Letter to the Editor

The Donald Trump alt-right hijacking of the Republican Party warrants a host of historical analogies: business tycoon Henry Ford’s political rise in 1924, Wendell Willkie’s flip-flopping from Democrat to Republican a year before winning the 1940 GOP nomination, and most recently, Ross Perot’s 1992 and 1996 anti-foreign trade presidential runs.  These comparisons are appropriate because, like Trump, they were anomalies that occurred within the confines of American democracy.  With so many legitimate and applicable comparisons for Trump, likening his political rise to Adolf Hitler, as is it is plastered in the Schreiber lobby art display, is benightedly lazy and historically ignorant.

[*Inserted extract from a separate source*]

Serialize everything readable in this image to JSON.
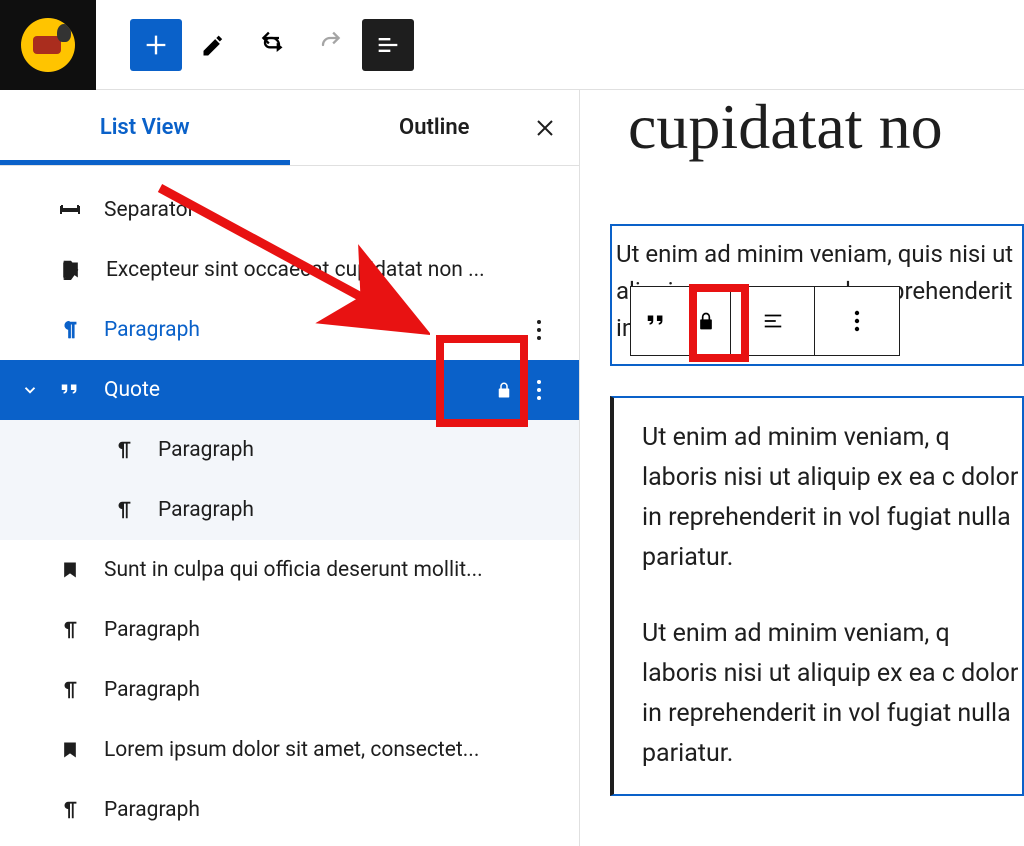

My family and I have been donating to the Hillary Clinton campaign since last fall.  She is an exciting candidate who will continue a great legacy of liberal leadership in Washington.  Nevertheless, when I walked past the portrait of Hitler on exhibit across from the Main Office, I did a double-take.  For those who have not seen the week-old art display, it is an array of collages all chiding Trump with the title, “Our opinions about this time in American History and the ELECTION” in the center.  Directly next to that title is a small collage with photos of a young and old Hillary Clinton above two parallel portraits of Adolf Hitler and a young Donald Trump.  The words “Nobody has respect for women for a strong future” are set across the page.

So many points can be made about such an egregious statement, but I’ll start with the obvious.  For those who don’t know, I wear a kippah (yarmulke) wherever I go, and have been doing so for five months.  I am no fan of identity politics, but I will bite my tongue and say that as a proud observant Jew, I oppose the mainstream knee-jerk reaction to any mention of Hitler in political discourse.  Lindsey Graham’s comparison of the the Iran Deal to Hitler’s embracing of the Munich Deal was totally legitimate, as both Iran and the Third Reich are radicalized Jew-hating political entities, and Iran certainly poses a threat to Jewish continuity.  So to put it simply, as a Jew, I take the likening of Hitler to any political body seriously, as such a comparison should imply that a completely innocent and entirely unthreatening ethnic group is being dangerously and violently scapegoated.  Trump cannot pose that threat to any minority without a supportive military, vulnerable government infrastructure, and an overwhelmingly sympathetic populous.  He has none of those things.

The buzz for the Hitler Trump comparison rests on the diction of their speeches, but such a claim is absurd.  Hitler rose to power only after his anti-semitic manifesto, Mein Kampf, was spread widely across Germany.  He seized power on the basis of Jew-hatred.  Trump certainly isolates minority groups to a level that infringes on American democracy, but his political appeal can be clearly traced to grievances against political correctness.  Unfortunately, such grievances created a coalition of supporters that included loud bigots.

An arguably more important point can be made about the delegitimization of differing political opinions at Schreiber and amongst a large portion of millennials.  It comes as no surprise that every single collage in the display is a critique of Donald Trump, as Port is generally very blue.  With that said, I would not be writing this article if Hitler had not been utilized to undercut Trump.  See, every other collage is a real criticism of Trump or provides relevant support for Clinton, but the Hitler collage exemplifies the left’s growing effort to undermine any opinions distant from their own by quickly labeling them cold, racist, bigoted, or in this case, genocidally ethnocentric.  The Hitler collage particularly epitomizes such a tactic, as it makes the case that Trump and Hitler have a similar “respect for the future of women,” when there is literally no facts to support Hitler being a distinct misogynist within his wider rhetoric of Jew and Romani hatred.

Donald Trump poses a threat to American democratic ideals.  The United States has no room for a strong-man leader, and the Republican Party has seen its conservative platform tarnished with Trump’s nomination.  I am confident that the wider American people know that, and will vote as such in two weeks.  Regardless, Trump’s popularity, and his words and actions, all fall within the context of a free and just society, and exacerbated political divisiveness is perhaps even more dangerous than a poor leader.  Stay open to conversation and avoid losing perspective, because delegitimization is the real threat to our democracy.

I wrote this piece two weeks prior to the November 8th election, but I deeply believe that it holds more weight now than it would have before.  There is no denying that President-elect Trump ran a divisive campaign that emboldened scores of racist, sexist, and anti-semitic people.  Trump is a morally objectionable person, and there really is not much refuting that.  My cynical side would question when in history giving power to a bad man has turned him good, but I hope and pray that his actions as President do not reflect the words of his past.  With my thesis in mind, Donald J.  Trump is now set to become the leader of the most powerful nation in the history of the world.  He is a lot of things, but he is not Hitler, and approaching his January inauguration with such a conception will only breed more divisiveness.

Best regards,

Aaron Siff-Scherr